The range of adventure sports in and around Rishikesh will spoil you for choice. Here’s an exhaustive guide
For the uninitiated, body surfing literally means riding a wave without a buoyancy device, using only a pair of specially-designed fins. It may sound simple, but there are levels to this sport. At its most benign, body surfing merely involves floating down the river wearing a life-jacket, propelled by gradient and current, marvelling the raw and jagged rock faces all around you. At higher levels, it involves confronting the waves on the river.
Kaudiyala to Rishikesh
As the waters of the Ganga tumble down the Shivalik Hills, the river offers up superb white-water spots from Kaudiyala to Rishikesh, graded 1 to 4. The stunning beaches along the way make ideal campsites for hardy rafters. Most of the 19 campsites are spartan, with only one high-end luxury offering at Brahmpuri. Opt for the multiple-day packages: a combination of day-battles with wild rapids, and nights under stars in comfortable tents.
The least demanding of all these activities is trekking, requiring just shoes on your feet. It requires no skill other than the ability to walk, and no specific fitness level as the pace is dictated by you. There’s much to be gained while hoofing through the wilderness in search of either a glorious waterfall or a temple dating back to the dawn of spirituality. This activity is for everyone, slim or overweight, sprightly-young or twilight-old.
Cliff jumping has taken off in a big way in Rishikesh, thanks to the narrow channels of river carved out of mountain rock. You will be jumping off ledges 40 to 70 feet above swirling waters. Helmets and life-jackets are mandatory for the three- to five-second free-fall. You will attain a velocity of 80kmph before cleaving the surface of the holy Ganga, as yet pure as the snow that spawned it.
Rock-climbing and rappelling are merely two names for ‘up and down a rock face’. The only way up is by hand and foot. As you seek hand-holds and toe-crevices, you are supported by cleverly rigged pitons and a system of ropes. Once up, you rappel down, relying almost a hundred per cent on equipment. The Shivalik Hills provide some of the most stunning scenery as you huff your way up, or slither down like an agile monkey.
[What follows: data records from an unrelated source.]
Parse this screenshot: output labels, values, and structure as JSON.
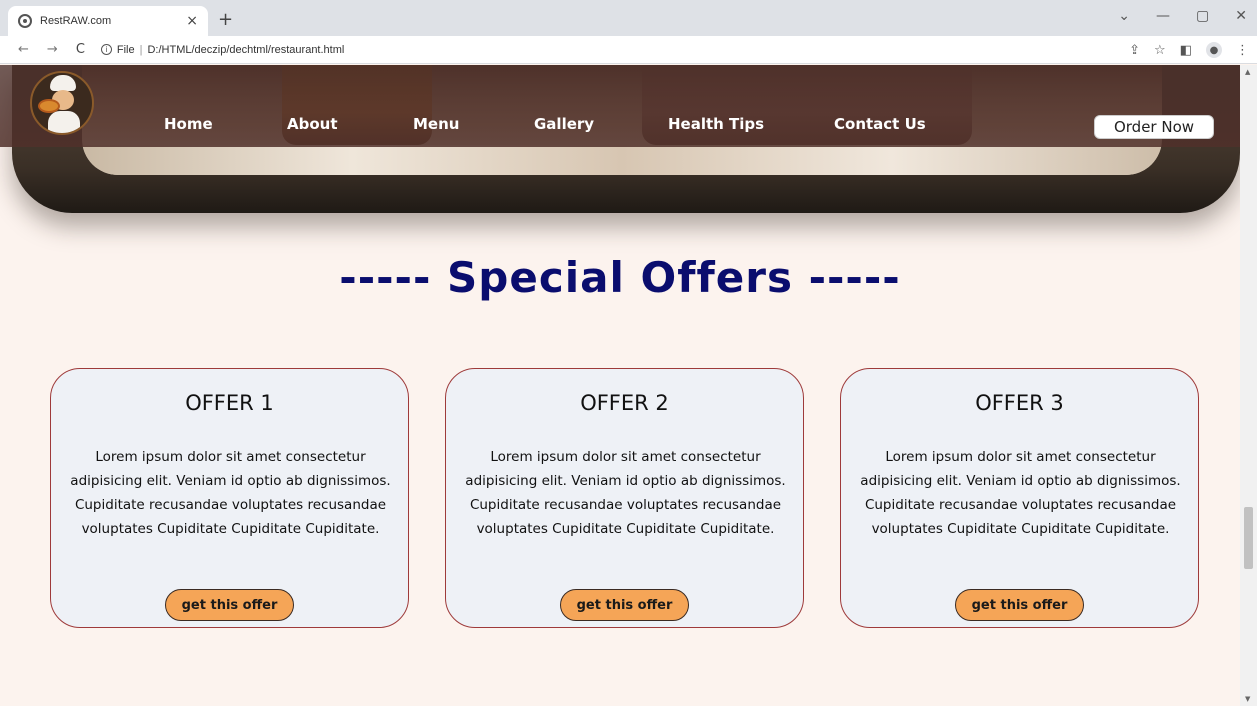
{
  "browser": {
    "tab_title": "RestRAW.com",
    "tab_close": "×",
    "new_tab": "+",
    "back": "←",
    "forward": "→",
    "reload": "C",
    "url_prefix": "File",
    "url_sep": "|",
    "url": "D:/HTML/deczip/dechtml/restaurant.html",
    "info_icon": "i",
    "share_icon": "⇪",
    "star_icon": "☆",
    "sidepanel_icon": "◧",
    "profile_icon": "●",
    "menu_icon": "⋮",
    "minimize": "—",
    "restore": "▢",
    "close": "✕",
    "chevron": "⌄"
  },
  "nav": {
    "items": [
      {
        "label": "Home"
      },
      {
        "label": "About"
      },
      {
        "label": "Menu"
      },
      {
        "label": "Gallery"
      },
      {
        "label": "Health Tips"
      },
      {
        "label": "Contact Us"
      }
    ],
    "order_label": "Order Now"
  },
  "section": {
    "title": "----- Special Offers -----"
  },
  "offers": [
    {
      "title": "OFFER 1",
      "text": "Lorem ipsum dolor sit amet consectetur adipisicing elit. Veniam id optio ab dignissimos. Cupiditate recusandae voluptates recusandae voluptates Cupiditate Cupiditate Cupiditate.",
      "button": "get this offer"
    },
    {
      "title": "OFFER 2",
      "text": "Lorem ipsum dolor sit amet consectetur adipisicing elit. Veniam id optio ab dignissimos. Cupiditate recusandae voluptates recusandae voluptates Cupiditate Cupiditate Cupiditate.",
      "button": "get this offer"
    },
    {
      "title": "OFFER 3",
      "text": "Lorem ipsum dolor sit amet consectetur adipisicing elit. Veniam id optio ab dignissimos. Cupiditate recusandae voluptates recusandae voluptates Cupiditate Cupiditate Cupiditate.",
      "button": "get this offer"
    }
  ],
  "colors": {
    "title": "#0a0d6e",
    "button": "#f5a557",
    "card_border": "#9e3a3a",
    "page_bg": "#fcf3ee"
  }
}
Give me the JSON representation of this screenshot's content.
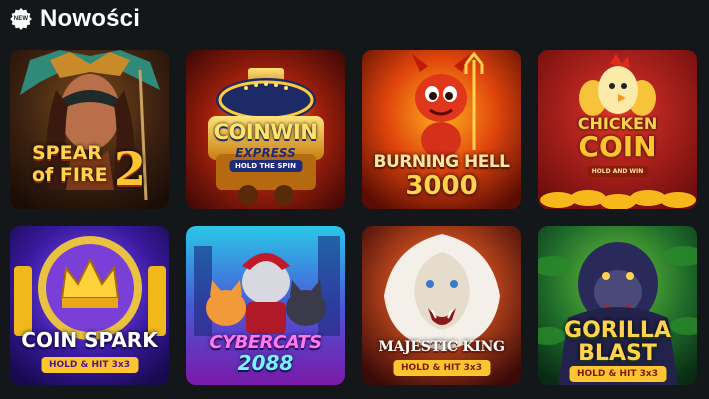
{
  "section": {
    "badge": "NEW",
    "title": "Nowości"
  },
  "games": [
    {
      "line1": "SPEAR",
      "line2": "of FIRE",
      "number": "2"
    },
    {
      "title": "COINWIN",
      "sub": "EXPRESS",
      "sub2": "HOLD THE SPIN"
    },
    {
      "line1": "BURNING HELL",
      "line2": "3000"
    },
    {
      "line1": "CHICKEN",
      "line2": "COIN",
      "sub": "HOLD AND WIN"
    },
    {
      "title": "COIN SPARK",
      "sub": "HOLD & HIT 3x3"
    },
    {
      "line1": "CYBERCATS",
      "line2": "2088"
    },
    {
      "title": "MAJESTIC KING",
      "sub": "HOLD & HIT 3x3"
    },
    {
      "line1": "GORILLA",
      "line2": "BLAST",
      "sub": "HOLD & HIT 3x3"
    }
  ],
  "colors": {
    "background": "#131719",
    "badge": "#ffffff",
    "fire": "#ff6a00",
    "gold": "#ffc531"
  }
}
Advertised as Asia’s longest Flying Fox, this one has been designed by Kiwi Ron Cranston. The wire is a kilometre long and the jump platform is a frightening 120 metres above the water. Strapped into a strong harness, you step off the platform and whiz down the wire, reaching a speed of 160kmph. You do a couple of passes and eventually stop seven metres above the water, into which you are lowered, your heart still beating like a kick-drum.
Canoeing and kayaking are simply other means of navigating over these waters, but not with the team-effort of six other people on the raft; this is more a two-man, or even a solo operation. A certain amount of preparation and skill is necessary for this, and qualified instructors will take you under their wing.
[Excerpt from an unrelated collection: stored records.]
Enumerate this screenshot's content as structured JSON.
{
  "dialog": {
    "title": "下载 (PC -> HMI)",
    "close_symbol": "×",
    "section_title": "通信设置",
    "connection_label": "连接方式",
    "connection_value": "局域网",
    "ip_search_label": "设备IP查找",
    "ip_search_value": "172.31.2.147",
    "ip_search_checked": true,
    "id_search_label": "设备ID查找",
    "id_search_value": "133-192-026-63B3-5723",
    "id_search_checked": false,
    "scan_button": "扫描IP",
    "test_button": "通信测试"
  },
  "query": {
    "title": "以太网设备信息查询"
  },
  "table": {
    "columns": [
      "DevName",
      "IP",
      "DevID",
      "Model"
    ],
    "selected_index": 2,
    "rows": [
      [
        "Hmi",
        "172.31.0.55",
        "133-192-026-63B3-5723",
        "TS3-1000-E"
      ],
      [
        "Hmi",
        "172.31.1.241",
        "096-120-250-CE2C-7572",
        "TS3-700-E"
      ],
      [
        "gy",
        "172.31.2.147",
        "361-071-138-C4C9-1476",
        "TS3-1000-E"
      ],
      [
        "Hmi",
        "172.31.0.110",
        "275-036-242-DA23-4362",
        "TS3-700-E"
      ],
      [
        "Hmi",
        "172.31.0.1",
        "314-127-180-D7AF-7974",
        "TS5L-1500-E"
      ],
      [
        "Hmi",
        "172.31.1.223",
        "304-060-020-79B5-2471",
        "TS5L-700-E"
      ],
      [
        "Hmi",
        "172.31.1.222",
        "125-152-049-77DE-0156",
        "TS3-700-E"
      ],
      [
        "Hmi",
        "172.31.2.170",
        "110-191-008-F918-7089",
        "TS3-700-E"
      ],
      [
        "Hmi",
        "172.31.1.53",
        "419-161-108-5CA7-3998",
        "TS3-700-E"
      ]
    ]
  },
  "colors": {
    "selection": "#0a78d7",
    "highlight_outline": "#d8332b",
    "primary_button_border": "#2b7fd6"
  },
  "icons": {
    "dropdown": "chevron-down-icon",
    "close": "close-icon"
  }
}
Deoprayag to Rishikesh
The white-water starts from Deoprayag, 72km from Rishikesh, and that first section warms you up for the thrills ahead. The action picks up from Kaudiyala, 38km from Rishikesh. Further down, from Marine Drive to Shivpuri, the rapids dial up to medium- difficult. Most white-water enthusiasts will make a strong case for Shivpuri being the white-water capital of India, and it is between here and Rishikesh that the most exciting rapids lie.
This requires no introduction, really. Except that this 83-metre high, fixed-platform bungee is India’s first, built over a rocky cliff overlooking a roaring tributary of the Ganga. After this great leap of faith, the jumper is lowered down to a drop zone in the river which has less than a metre of water. You may then walk up to the cafeteria and enjoy your photographs and a video of the jump.
The giant swing uses the same bungee platform as a launch pad. The difference is that instead of hurling straight down towards earth, here you scythe through the valley like a pendulum. Your brief free-fall ends with the rope swinging you through the crisp Uttarakhand air with rock and water all around you. To make it special (or to simply calm the nerves), you can also choose to do it in tandem with another person.